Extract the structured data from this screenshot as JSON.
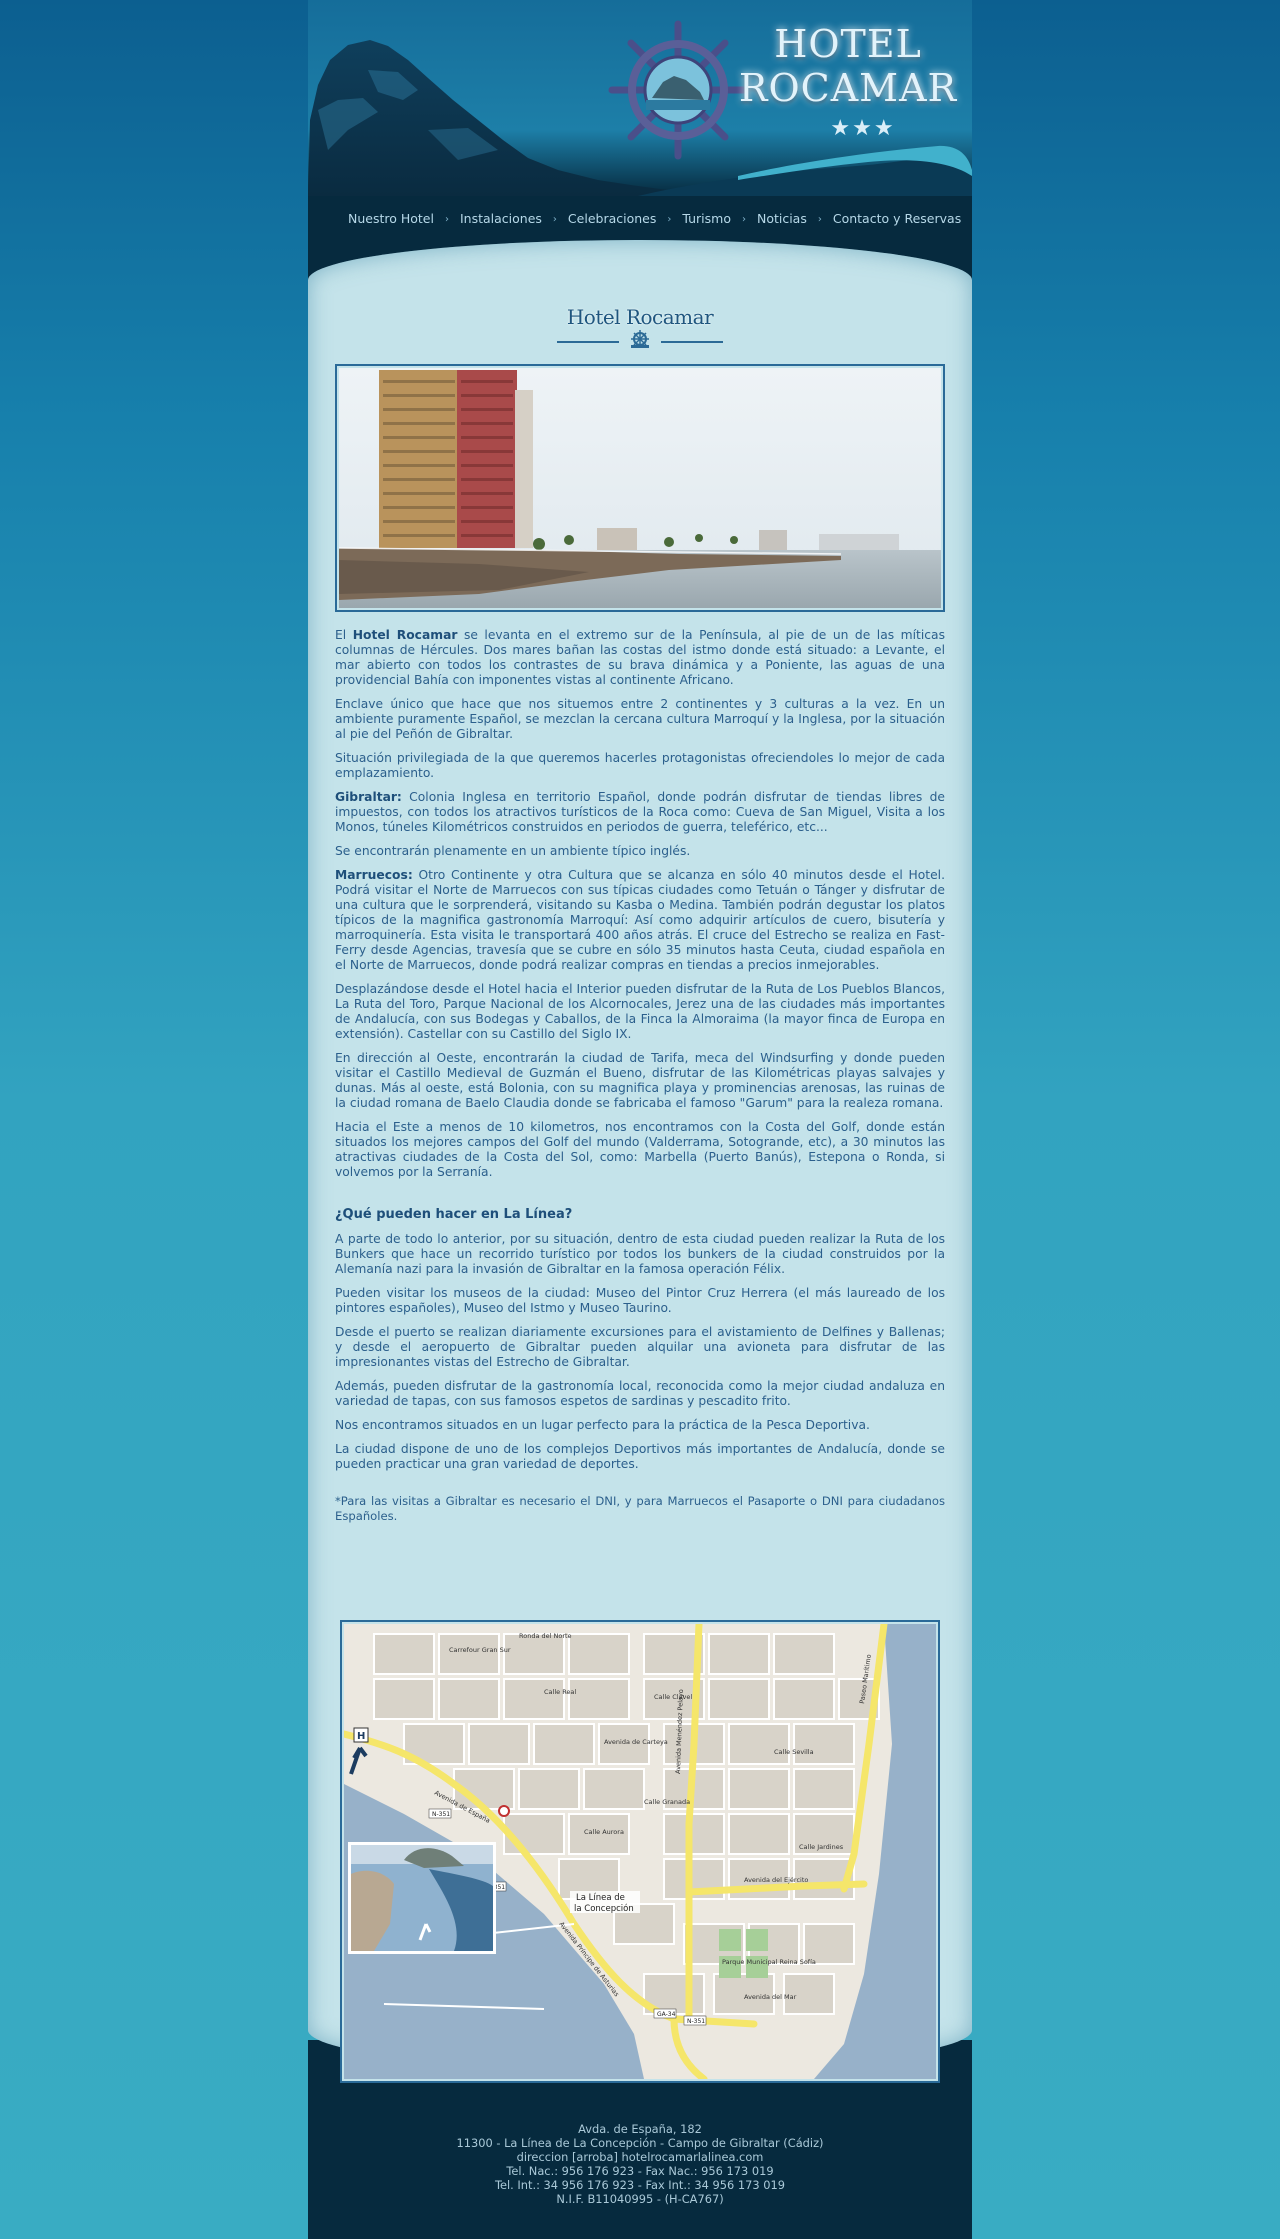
{
  "header": {
    "title_line1": "HOTEL",
    "title_line2": "ROCAMAR",
    "stars": "★★★",
    "colors": {
      "background": "#156d9a",
      "dark_band": "#062a3e",
      "panel": "#c4e3ea",
      "text": "#2b5f8c"
    }
  },
  "nav": {
    "items": [
      {
        "label": "Nuestro Hotel"
      },
      {
        "label": "Instalaciones"
      },
      {
        "label": "Celebraciones"
      },
      {
        "label": "Turismo"
      },
      {
        "label": "Noticias"
      },
      {
        "label": "Contacto y Reservas"
      }
    ],
    "separator": "›"
  },
  "main": {
    "title": "Hotel Rocamar",
    "p1_pre": "El ",
    "p1_bold": "Hotel Rocamar",
    "p1_rest": " se levanta en el extremo sur de la Península, al pie de un de las míticas columnas de Hércules. Dos mares bañan las costas del istmo donde está situado: a Levante, el mar abierto con todos los contrastes de su brava dinámica y a Poniente, las aguas de una providencial Bahía con imponentes vistas al continente Africano.",
    "p2": "Enclave único que hace que nos situemos entre 2 continentes y 3 culturas a la vez. En un ambiente puramente Español, se mezclan la cercana cultura Marroquí y la Inglesa, por la situación al pie del Peñón de Gibraltar.",
    "p3": "Situación privilegiada de la que queremos hacerles protagonistas ofreciendoles lo mejor de cada emplazamiento.",
    "p4_bold": "Gibraltar:",
    "p4_rest": " Colonia Inglesa en territorio Español, donde podrán disfrutar de tiendas libres de impuestos, con todos los atractivos turísticos de la Roca como: Cueva de San Miguel, Visita a los Monos, túneles Kilométricos construidos en periodos de guerra, teleférico, etc...",
    "p5": "Se encontrarán plenamente en un ambiente típico inglés.",
    "p6_bold": "Marruecos:",
    "p6_rest": " Otro Continente y otra Cultura que se alcanza en sólo 40 minutos desde el Hotel. Podrá visitar el Norte de Marruecos con sus típicas ciudades como Tetuán o Tánger y disfrutar de una cultura que le sorprenderá, visitando su Kasba o Medina. También podrán degustar los platos típicos de la magnifica gastronomía Marroquí: Así como adquirir artículos de cuero, bisutería y marroquinería. Esta visita le transportará 400 años atrás. El cruce del Estrecho se realiza en Fast-Ferry desde Agencias, travesía que se cubre en sólo 35 minutos hasta Ceuta, ciudad española en el Norte de Marruecos, donde podrá realizar compras en tiendas a precios inmejorables.",
    "p7": "Desplazándose desde el Hotel hacia el Interior pueden disfrutar de la Ruta de Los Pueblos Blancos, La Ruta del Toro, Parque Nacional de los Alcornocales, Jerez una de las ciudades más importantes de Andalucía, con sus Bodegas y Caballos, de la Finca la Almoraima (la mayor finca de Europa en extensión). Castellar con su Castillo del Siglo IX.",
    "p8": "En dirección al Oeste, encontrarán la ciudad de Tarifa, meca del Windsurfing y donde pueden visitar el Castillo Medieval de Guzmán el Bueno, disfrutar de las Kilométricas playas salvajes y dunas. Más al oeste, está Bolonia, con su magnifica playa y prominencias arenosas, las ruinas de la ciudad romana de Baelo Claudia donde se fabricaba el famoso \"Garum\" para la realeza romana.",
    "p9": "Hacia el Este a menos de 10 kilometros, nos encontramos con la Costa del Golf, donde están situados los mejores campos del Golf del mundo (Valderrama, Sotogrande, etc), a 30 minutos las atractivas ciudades de la Costa del Sol, como: Marbella (Puerto Banús), Estepona o Ronda, si volvemos por la Serranía.",
    "q_heading": "¿Qué pueden hacer en La Línea?",
    "q1": "A parte de todo lo anterior, por su situación, dentro de esta ciudad pueden realizar la Ruta de los Bunkers que hace un recorrido turístico por todos los bunkers de la ciudad construidos por la Alemanía nazi para la invasión de Gibraltar en la famosa operación Félix.",
    "q2": "Pueden visitar los museos de la ciudad: Museo del Pintor Cruz Herrera (el más laureado de los pintores españoles), Museo del Istmo y Museo Taurino.",
    "q3": "Desde el puerto se realizan diariamente excursiones para el avistamiento de Delfines y Ballenas; y desde el aeropuerto de Gibraltar pueden alquilar una avioneta para disfrutar de las impresionantes vistas del Estrecho de Gibraltar.",
    "q4": "Además, pueden disfrutar de la gastronomía local, reconocida como la mejor ciudad andaluza en variedad de tapas, con sus famosos espetos de sardinas y pescadito frito.",
    "q5": "Nos encontramos situados en un lugar perfecto para la práctica de la Pesca Deportiva.",
    "q6": "La ciudad dispone de uno de los complejos Deportivos más importantes de Andalucía, donde se pueden practicar una gran variedad de deportes.",
    "note": "*Para las visitas a Gibraltar es necesario el DNI, y para Marruecos el Pasaporte o DNI para ciudadanos Españoles."
  },
  "map": {
    "city_label_1": "La Línea de",
    "city_label_2": "la Concepción",
    "hotel_marker": "H",
    "streets": [
      "Ronda del Norte",
      "Carrefour Gran Sur",
      "Avenida de España",
      "Avenida del Ejército",
      "Avenida Menéndez Pelayo",
      "Calle Real",
      "Calle Granada",
      "Avenida de Carteya",
      "Paseo Marítimo",
      "Calle Aurora",
      "Calle Jardines",
      "Parque Municipal Reina Sofía",
      "Avenida Príncipe de Asturias",
      "Avenida del Mar",
      "Calle Clavel",
      "Calle Sevilla"
    ],
    "road_codes": [
      "N-351",
      "N-351",
      "N-351",
      "GA-34"
    ]
  },
  "footer": {
    "line1": "Avda. de España, 182",
    "line2": "11300 - La Línea de La Concepción - Campo de Gibraltar (Cádiz)",
    "line3": "direccion [arroba] hotelrocamarlalinea.com",
    "line4": "Tel. Nac.: 956 176 923 - Fax Nac.: 956 173 019",
    "line5": "Tel. Int.: 34 956 176 923 - Fax Int.: 34 956 173 019",
    "line6": "N.I.F. B11040995 - (H-CA767)"
  }
}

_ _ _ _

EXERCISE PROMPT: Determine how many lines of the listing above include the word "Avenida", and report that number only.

TASK OUTPUT: 6